  • Notice of IEP Meeting: states when, where, and who will be at meeting
  • The Prior Written Notice (PWN): is used throughout the special education process to officially inform families of what the DOE is proposing or refusing throughout the special education process. Topics include evaluation, identification (classification) of a student with a disability, proposed special education services following an IEP meeting, and placement, e.g. a school location letter proposing a specific school. When required, a consent form will be enclosed. Note: A PWN for a preschool age child during an initial referral for special education will also enclose a list of approved evaluators and procedures to select an evaluator.
  • The Procedural Safeguards Notice: a description of a parent’s rights and role in the special education process. This notice must be given to parents of students with disabilities at least once a year, including when an initial referral or request for evaluation is made.

Evaluations and Diagnostic Information

Evaluations provide information about a student’s strengths and needs to inform the development of the IEP. Evaluations may come from a single source (the Committee on Special Education [CSE] team or school based IEP team), or may include information from independent, qualified professionals. Information from multiple sources can be combined to create a deeper understanding of the student. Evaluations must be done in every suspected area of disability and are a necessary step in establishing eligibility for special services. 

Information includes:

  • Social History: a report written by the social worker from the CSE/IEP team, based on information from the family about the child’s early life.
  • Psychoeducational evaluation: combines psychological and educational assessments to determine how the student learns and their level of academic performance.
  • Classroom Observation: describes how the student functions in school.
  • A variety of other types of evaluations that may be conducted based on suspected areas of disability, e.g. Speech and Language, Assistive Technology.
  • Diagnostic information from a doctor, e.g. medical condition, ADHD, asthma
  • Physical Examination
  • Independent evaluations
  • Summaries of treatment or progress notes from independent providers, therapists, or tutors.

Other Documents

  • Results of any specific intervention or at-risk service the student received in school
  • Report cards and samples of student work
  • Medical accommodation form for specialized transportation
  • Medication administration form
  • Behavior Intervention Plan
  • 504 Accommodation Plan

Many types of documents may be useful and are not limited to those above.

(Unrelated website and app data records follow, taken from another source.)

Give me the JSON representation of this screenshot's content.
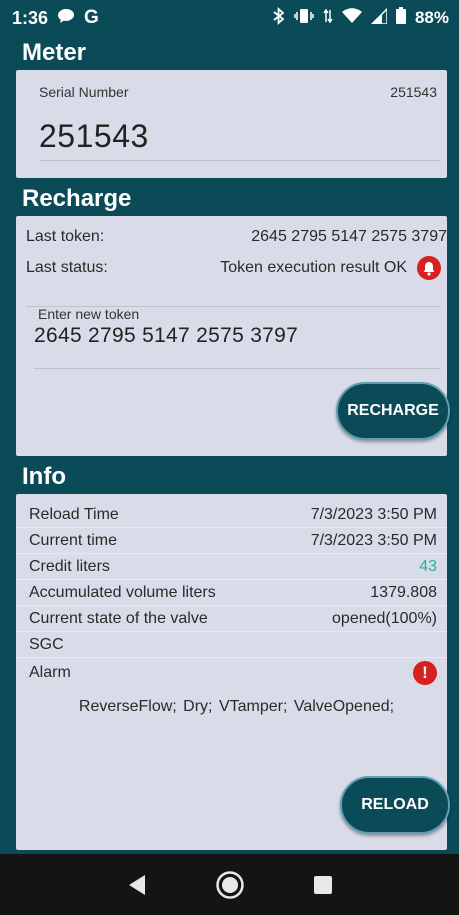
{
  "status_bar": {
    "time": "1:36",
    "g_label": "G",
    "battery_percent": "88%"
  },
  "meter": {
    "section_title": "Meter",
    "serial_label": "Serial Number",
    "serial_value_small": "251543",
    "serial_value_large": "251543"
  },
  "recharge": {
    "section_title": "Recharge",
    "last_token_label": "Last token:",
    "last_token_value": "2645 2795 5147 2575 3797",
    "last_status_label": "Last status:",
    "last_status_value": "Token execution result OK",
    "enter_token_label": "Enter new token",
    "new_token_value": "2645 2795 5147 2575 3797",
    "button_label": "RECHARGE"
  },
  "info": {
    "section_title": "Info",
    "rows": [
      {
        "label": "Reload Time",
        "value": "7/3/2023 3:50 PM"
      },
      {
        "label": "Current time",
        "value": "7/3/2023 3:50 PM"
      },
      {
        "label": "Credit liters",
        "value": "43"
      },
      {
        "label": "Accumulated volume liters",
        "value": "1379.808"
      },
      {
        "label": "Current state of the valve",
        "value": "opened(100%)"
      },
      {
        "label": "SGC",
        "value": ""
      }
    ],
    "alarm_label": "Alarm",
    "alarm_icon_text": "!",
    "alarm_list": "ReverseFlow;  Dry;  VTamper;  ValveOpened;",
    "button_label": "RELOAD"
  },
  "colors": {
    "app_bar": "#0b4a57",
    "card": "#d9dce8",
    "credit_green": "#1fba8c",
    "alert_red": "#d82020"
  },
  "icons": {
    "status_left": [
      "chat-bubble-icon",
      "google-g-icon"
    ],
    "status_right": [
      "bluetooth-icon",
      "vibrate-icon",
      "data-arrows-icon",
      "wifi-icon",
      "signal-icon",
      "battery-icon"
    ],
    "alert": "bell-icon",
    "alarm": "exclamation-icon",
    "nav": [
      "back-icon",
      "home-icon",
      "recents-icon"
    ]
  }
}
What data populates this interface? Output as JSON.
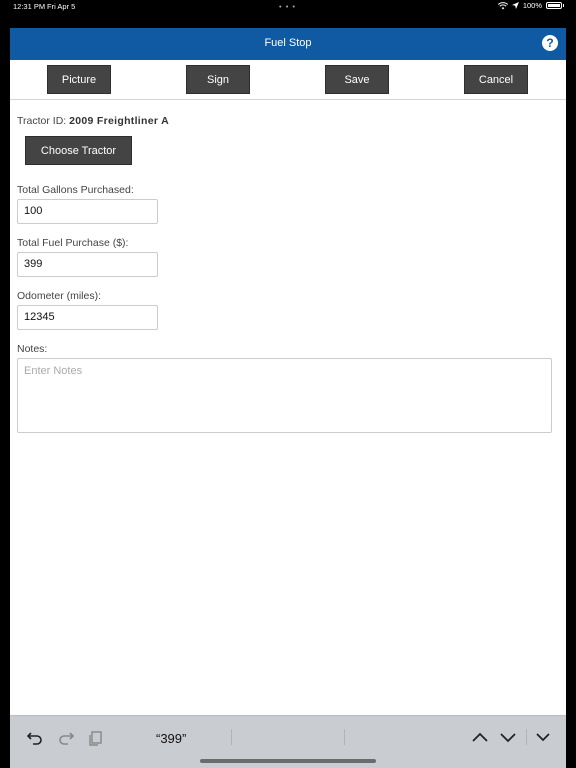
{
  "status_bar": {
    "time": "12:31 PM",
    "date": "Fri Apr 5",
    "battery": "100%"
  },
  "header": {
    "title": "Fuel Stop",
    "help_glyph": "?"
  },
  "toolbar": {
    "picture_label": "Picture",
    "sign_label": "Sign",
    "save_label": "Save",
    "cancel_label": "Cancel"
  },
  "form": {
    "tractor_label": "Tractor ID:",
    "tractor_value": "2009 Freightliner A",
    "choose_tractor_label": "Choose Tractor",
    "gallons_label": "Total Gallons Purchased:",
    "gallons_value": "100",
    "purchase_label": "Total Fuel Purchase ($):",
    "purchase_value": "399",
    "odometer_label": "Odometer (miles):",
    "odometer_value": "12345",
    "notes_label": "Notes:",
    "notes_placeholder": "Enter Notes"
  },
  "keyboard_bar": {
    "suggestion": "“399”",
    "icons": [
      "undo-icon",
      "redo-icon",
      "paste-icon",
      "chevron-up-icon",
      "chevron-down-icon",
      "hide-keyboard-icon"
    ]
  },
  "colors": {
    "header_blue": "#0f5aa3",
    "button_gray": "#444444",
    "keyboard_bar": "#c9ccd1"
  }
}
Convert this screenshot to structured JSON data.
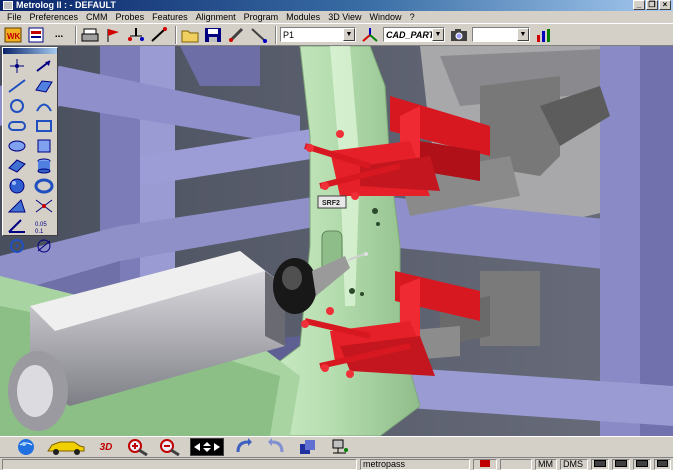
{
  "window": {
    "title": "Metrolog II : - DEFAULT",
    "controls": [
      "_",
      "❐",
      "×"
    ]
  },
  "menu": [
    "File",
    "Preferences",
    "CMM",
    "Probes",
    "Features",
    "Alignment",
    "Program",
    "Modules",
    "3D View",
    "Window",
    "?"
  ],
  "toolbar": {
    "point_combo": "P1",
    "cad_combo": "CAD_PART",
    "empty_combo": "",
    "wk_label": "WK",
    "ellipsis": "..."
  },
  "viewport": {
    "ref_label": "SRF2",
    "colors": {
      "part": "#b8e0b4",
      "frame": "#8f90c8",
      "clamp": "#e0202a",
      "arm": "#bcbcc0",
      "background": "#555a6a"
    }
  },
  "bottom_toolbar": {
    "view_3d_label": "3D"
  },
  "status": {
    "field1": "",
    "user": "metropass",
    "units": "MM",
    "angle": "DMS"
  }
}
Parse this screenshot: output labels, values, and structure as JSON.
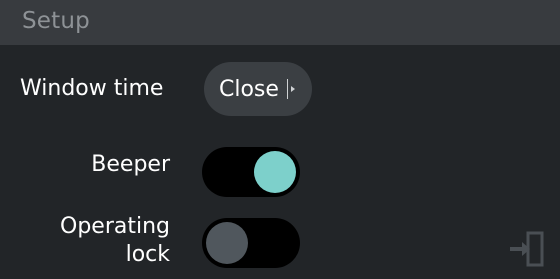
{
  "header": {
    "title": "Setup"
  },
  "settings": {
    "window_time": {
      "label": "Window time",
      "value": "Close"
    },
    "beeper": {
      "label": "Beeper",
      "state": "on"
    },
    "operating_lock": {
      "label_line1": "Operating",
      "label_line2": "lock",
      "state": "off"
    }
  },
  "icons": {
    "exit": "exit-icon"
  },
  "colors": {
    "background": "#222528",
    "header": "#383b3f",
    "toggle_track": "#000000",
    "toggle_on_knob": "#7dd0cb",
    "toggle_off_knob": "#50575d",
    "select_bg": "#3b3f43"
  }
}
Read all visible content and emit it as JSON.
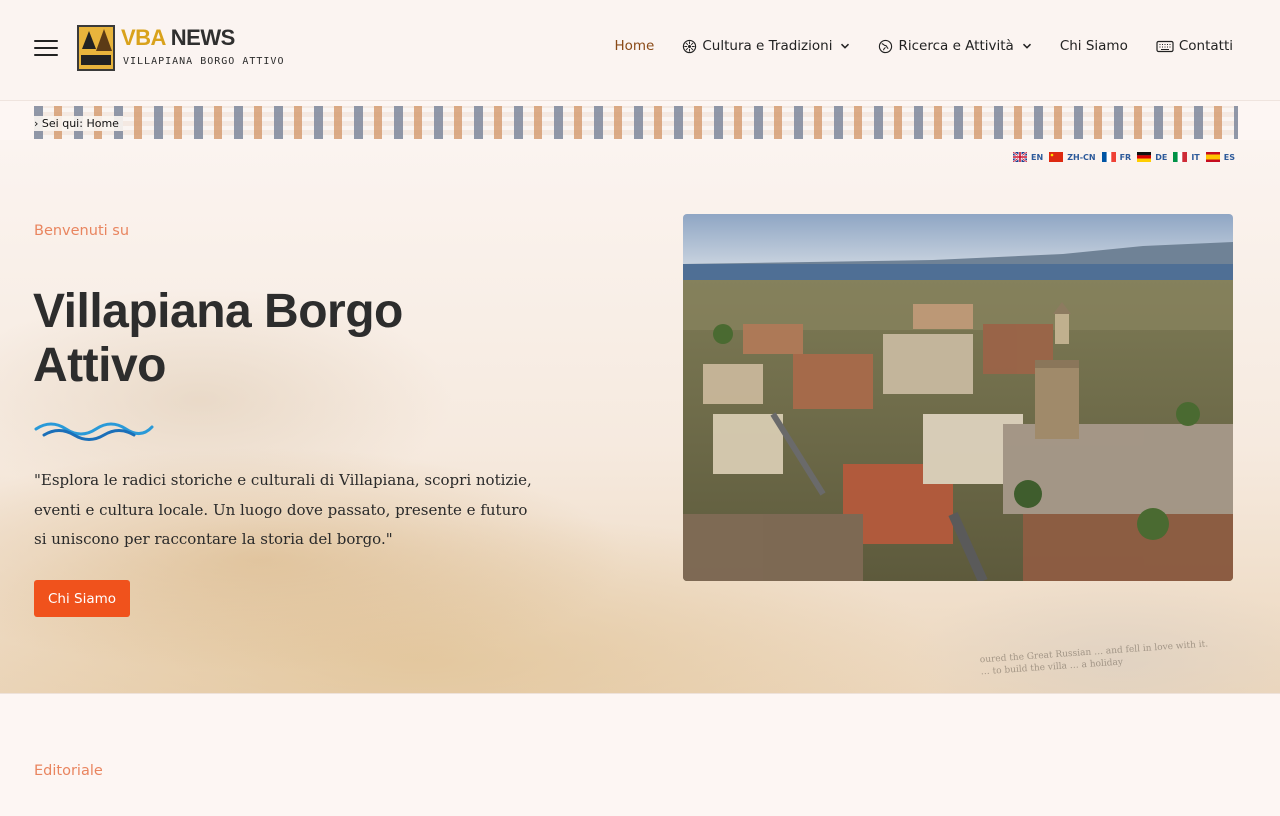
{
  "header": {
    "logo": {
      "brand_a": "VBA",
      "brand_b": "NEWS",
      "tagline": "VILLAPIANA BORGO ATTIVO"
    },
    "nav": [
      {
        "label": "Home",
        "active": true
      },
      {
        "label": "Cultura e Tradizioni",
        "icon": "flower-icon",
        "dropdown": true
      },
      {
        "label": "Ricerca e Attività",
        "icon": "globe-icon",
        "dropdown": true
      },
      {
        "label": "Chi Siamo"
      },
      {
        "label": "Contatti",
        "icon": "keyboard-icon"
      }
    ]
  },
  "breadcrumb": {
    "prefix": "›",
    "label": "Sei qui:",
    "current": "Home"
  },
  "languages": [
    {
      "code": "EN",
      "flag": "uk-flag-icon"
    },
    {
      "code": "ZH-CN",
      "flag": "china-flag-icon"
    },
    {
      "code": "FR",
      "flag": "france-flag-icon"
    },
    {
      "code": "DE",
      "flag": "germany-flag-icon"
    },
    {
      "code": "IT",
      "flag": "italy-flag-icon"
    },
    {
      "code": "ES",
      "flag": "spain-flag-icon"
    }
  ],
  "hero": {
    "eyebrow": "Benvenuti su",
    "title": "Villapiana Borgo Attivo",
    "quote": "\"Esplora le radici storiche e culturali di Villapiana, scopri notizie, eventi e cultura locale. Un luogo dove passato, presente e futuro si uniscono per raccontare la storia del borgo.\"",
    "cta_label": "Chi Siamo",
    "faint_text_1": "oured the Great Russian …          and fell in love with it.",
    "faint_text_2": "                   … to build the villa … a holiday"
  },
  "editorial": {
    "label": "Editoriale"
  },
  "colors": {
    "accent": "#f0521c",
    "eyebrow": "#e9855f",
    "nav_active": "#8a4a17",
    "logo_gold": "#d9a21b"
  }
}
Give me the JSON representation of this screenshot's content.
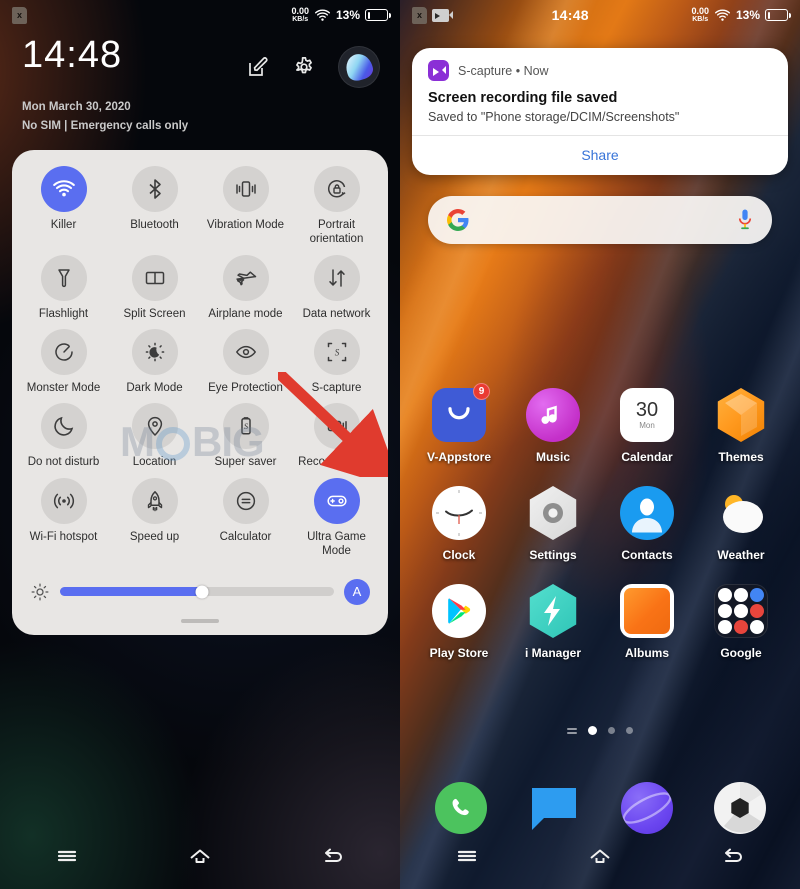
{
  "left": {
    "statusbar": {
      "sim_icon": "sim-card-x-icon",
      "network_speed_value": "0.00",
      "network_speed_unit": "KB/s",
      "wifi_icon": "wifi-icon",
      "battery_percent": "13%",
      "battery_level": 13
    },
    "header": {
      "clock": "14:48",
      "date": "Mon March 30, 2020",
      "sim_status": "No SIM | Emergency calls only",
      "edit_icon": "edit-icon",
      "settings_icon": "gear-icon",
      "avatar_icon": "user-avatar"
    },
    "quick_settings": {
      "tiles": [
        {
          "label": "Killer",
          "icon": "wifi-icon",
          "active": true
        },
        {
          "label": "Bluetooth",
          "icon": "bluetooth-icon",
          "active": false
        },
        {
          "label": "Vibration Mode",
          "icon": "vibration-icon",
          "active": false
        },
        {
          "label": "Portrait orientation",
          "icon": "rotation-lock-icon",
          "active": false
        },
        {
          "label": "Flashlight",
          "icon": "flashlight-icon",
          "active": false
        },
        {
          "label": "Split Screen",
          "icon": "split-screen-icon",
          "active": false
        },
        {
          "label": "Airplane mode",
          "icon": "airplane-icon",
          "active": false
        },
        {
          "label": "Data network",
          "icon": "data-network-icon",
          "active": false
        },
        {
          "label": "Monster Mode",
          "icon": "monster-mode-icon",
          "active": false
        },
        {
          "label": "Dark Mode",
          "icon": "dark-mode-icon",
          "active": false
        },
        {
          "label": "Eye Protection",
          "icon": "eye-protection-icon",
          "active": false
        },
        {
          "label": "S-capture",
          "icon": "screenshot-icon",
          "active": false
        },
        {
          "label": "Do not disturb",
          "icon": "moon-icon",
          "active": false
        },
        {
          "label": "Location",
          "icon": "location-pin-icon",
          "active": false
        },
        {
          "label": "Super saver",
          "icon": "super-saver-icon",
          "active": false
        },
        {
          "label": "Record Screen",
          "icon": "record-screen-icon",
          "active": false
        },
        {
          "label": "Wi-Fi hotspot",
          "icon": "hotspot-icon",
          "active": false
        },
        {
          "label": "Speed up",
          "icon": "rocket-icon",
          "active": false
        },
        {
          "label": "Calculator",
          "icon": "calculator-icon",
          "active": false
        },
        {
          "label": "Ultra Game Mode",
          "icon": "game-mode-icon",
          "active": true
        }
      ],
      "brightness": {
        "icon": "brightness-icon",
        "value_percent": 52,
        "auto_label": "A"
      },
      "accent_color": "#5a6ef0",
      "card_color": "#e8e6e4"
    },
    "watermark": {
      "text_before": "M",
      "text_after": "BIG"
    },
    "annotation": {
      "arrow_color": "#e03b2e",
      "points_to": "Record Screen"
    },
    "navbar": {
      "recents_icon": "menu-icon",
      "home_icon": "home-icon",
      "back_icon": "back-icon"
    }
  },
  "right": {
    "statusbar": {
      "sim_icon": "sim-card-x-icon",
      "recording_icon": "screen-record-icon",
      "time": "14:48",
      "network_speed_value": "0.00",
      "network_speed_unit": "KB/s",
      "wifi_icon": "wifi-icon",
      "battery_percent": "13%",
      "battery_level": 13
    },
    "notification": {
      "app_icon": "s-capture-icon",
      "app_name": "S-capture",
      "separator": "•",
      "time": "Now",
      "title": "Screen recording file saved",
      "subtitle": "Saved to \"Phone storage/DCIM/Screenshots\"",
      "action_label": "Share",
      "action_color": "#3874d8"
    },
    "search_widget": {
      "google_icon": "google-g-icon",
      "mic_icon": "microphone-icon"
    },
    "apps": [
      {
        "label": "V-Appstore",
        "icon": "v-appstore-icon",
        "badge": "9"
      },
      {
        "label": "Music",
        "icon": "music-icon",
        "badge": ""
      },
      {
        "label": "Calendar",
        "icon": "calendar-icon",
        "badge": "",
        "day": "30",
        "weekday": "Mon"
      },
      {
        "label": "Themes",
        "icon": "themes-icon",
        "badge": ""
      },
      {
        "label": "Clock",
        "icon": "clock-icon",
        "badge": ""
      },
      {
        "label": "Settings",
        "icon": "settings-icon",
        "badge": ""
      },
      {
        "label": "Contacts",
        "icon": "contacts-icon",
        "badge": ""
      },
      {
        "label": "Weather",
        "icon": "weather-icon",
        "badge": ""
      },
      {
        "label": "Play Store",
        "icon": "play-store-icon",
        "badge": ""
      },
      {
        "label": "i Manager",
        "icon": "i-manager-icon",
        "badge": ""
      },
      {
        "label": "Albums",
        "icon": "albums-icon",
        "badge": ""
      },
      {
        "label": "Google",
        "icon": "google-folder-icon",
        "badge": ""
      }
    ],
    "page_indicator": {
      "total": 3,
      "active_index": 0
    },
    "dock": [
      {
        "label": "Phone",
        "icon": "phone-icon"
      },
      {
        "label": "Messages",
        "icon": "message-icon"
      },
      {
        "label": "Browser",
        "icon": "browser-icon"
      },
      {
        "label": "Camera",
        "icon": "camera-icon"
      }
    ],
    "navbar": {
      "recents_icon": "menu-icon",
      "home_icon": "home-icon",
      "back_icon": "back-icon"
    }
  }
}
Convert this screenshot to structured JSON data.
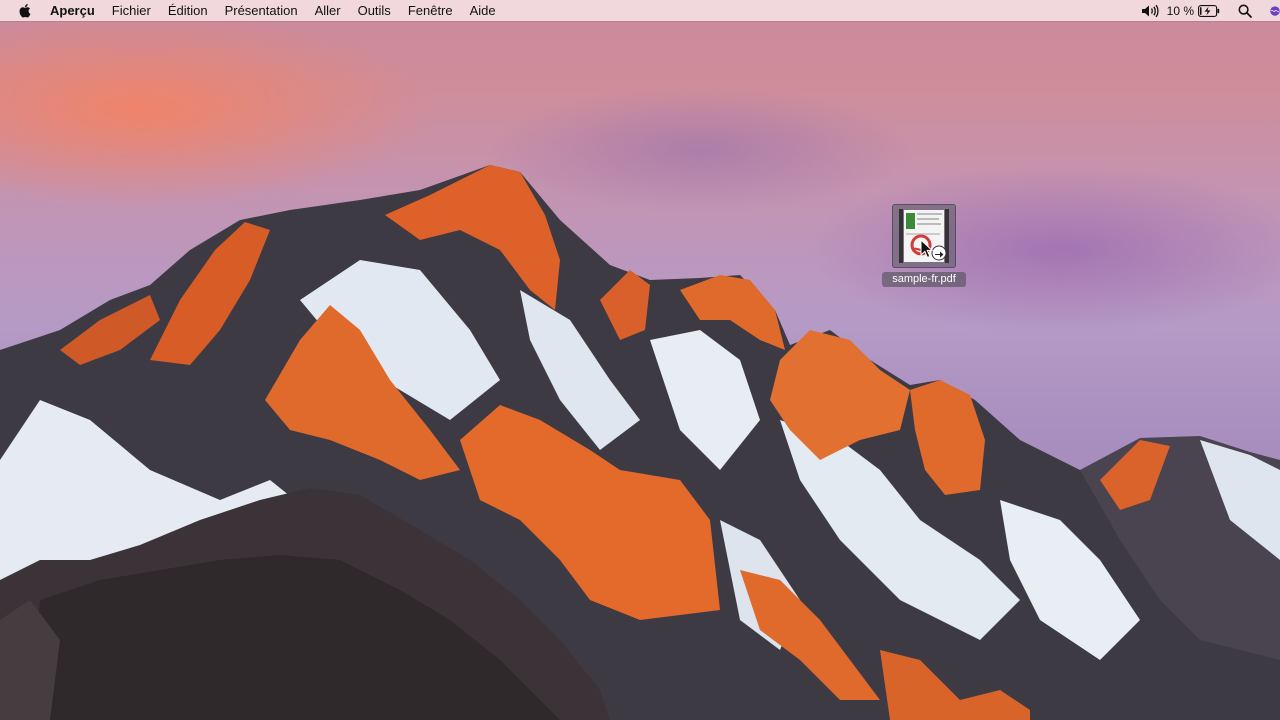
{
  "menubar": {
    "apple_icon": "apple-logo-icon",
    "app_name": "Aperçu",
    "menus": [
      "Fichier",
      "Édition",
      "Présentation",
      "Aller",
      "Outils",
      "Fenêtre",
      "Aide"
    ],
    "status": {
      "volume_icon": "speaker-icon",
      "battery_text": "10 %",
      "battery_icon": "battery-charging-icon",
      "battery_level": 0.1,
      "spotlight_icon": "search-icon",
      "siri_icon": "siri-icon"
    }
  },
  "desktop": {
    "file": {
      "name": "sample-fr.pdf",
      "icon": "pdf-document-icon",
      "badge_icon": "alias-arrow-icon"
    },
    "cursor_icon": "pointer-cursor-icon"
  },
  "colors": {
    "menubar_bg": "#f4dee2",
    "sky_pink": "#cf8d9a",
    "sky_purple": "#a98fbf",
    "peak_orange": "#d9612a",
    "snow": "#e8edf4",
    "rock_dark": "#3a3438"
  }
}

For information to prepare for your child’s IEP meeting, call INCLUDEnyc’s Help Line